§ **Task input**:
++++++++

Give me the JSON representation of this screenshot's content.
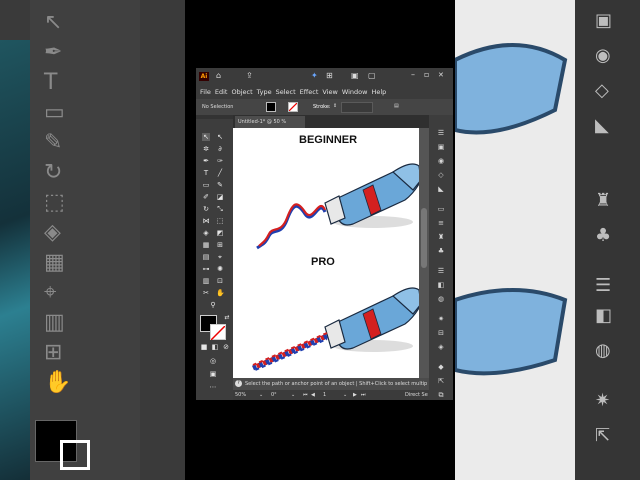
{
  "app": {
    "logo": "Ai",
    "menu": [
      "File",
      "Edit",
      "Object",
      "Type",
      "Select",
      "Effect",
      "View",
      "Window",
      "Help"
    ],
    "control_bar": {
      "selection_label": "No Selection",
      "stroke_label": "Stroke:"
    },
    "doc_tab": "Untitled-1* @ 50 % (RGB/Preview)",
    "artboard": {
      "heading_top": "BEGINNER",
      "heading_bottom": "PRO"
    },
    "hint_text": "Select the path or anchor point of an object | Shift+Click to select multiple",
    "status": {
      "zoom": "50%",
      "rotation": "0°",
      "artboard_num": "1",
      "mode": "Direct Se"
    },
    "window_controls": {
      "minimize": "–",
      "maximize": "▫",
      "close": "✕"
    }
  },
  "colors": {
    "app_bg": "#535353",
    "toothpaste_red": "#d42020",
    "toothpaste_blue": "#1f3fb0",
    "tube_blue": "#6aa7d8"
  }
}
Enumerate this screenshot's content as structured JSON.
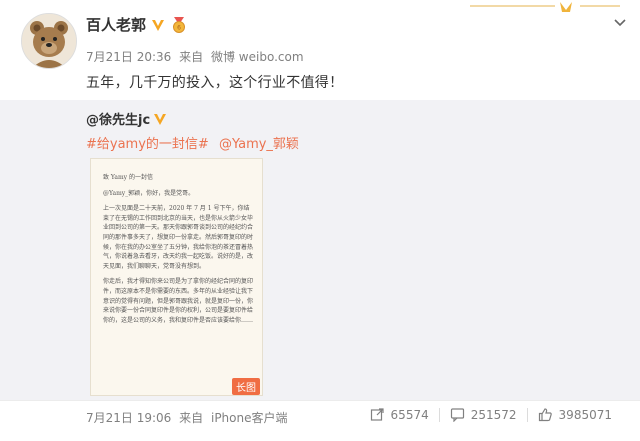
{
  "post": {
    "author": "百人老郭",
    "date": "7月21日 20:36",
    "source_prefix": "来自",
    "source": "微博 weibo.com",
    "content": "五年，几千万的投入，这个行业不值得！"
  },
  "repost": {
    "user": "@徐先生jc",
    "tags": [
      "#给yamy的一封信#",
      "@Yamy_郭颖"
    ],
    "long_image_label": "长图",
    "letter_lines": [
      "致 Yamy 的一封信",
      "@Yamy_郭颖，你好，我是党哥。",
      "上一次见面是二十天前，2020 年 7 月 1 号下午，你结束了在无锡的工作回到北京的当天，也是你从火箭少女毕业回到公司的第一天。那天你跟郭哥谈到公司的经纪约合同的那件事多天了，想复印一份拿走。然后郭哥复印的时候，你在我的办公室坐了五分钟，我给你泡的茶还冒着热气，你说着急去看牙，改天约我一起吃饭。说好的是，改天见面，我们聊聊天，党哥没有想到。",
      "你走后，我才得知你来公司是为了拿你的经纪合同的复印件，而这原本不是你需要的东西。多年的从业经验让我下意识的觉得有问题，但是郭哥跟我说，就是复印一份，你来说你要一份合同复印件是你的权利，公司是要复印件给你的，这是公司的义务，我和复印件是否应该要给你……"
    ]
  },
  "footer": {
    "date": "7月21日 19:06",
    "source_prefix": "来自",
    "source": "iPhone客户端",
    "reposts": "65574",
    "comments": "251572",
    "likes": "3985071"
  },
  "colors": {
    "accent_orange": "#eb7350",
    "verified_gold": "#f5a623",
    "repost_bg": "#f2f2f5",
    "meta_gray": "#808080"
  },
  "icons": [
    "chevron-down-icon",
    "verified-v-icon",
    "medal-icon",
    "repost-icon",
    "comment-icon",
    "like-icon"
  ]
}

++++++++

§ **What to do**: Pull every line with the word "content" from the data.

§ **The completed task**:
Give me the JSON representation of this screenshot's content.
Enumerate this screenshot's content as structured JSON.
    "content": "五年，几千万的投入，这个行业不值得！"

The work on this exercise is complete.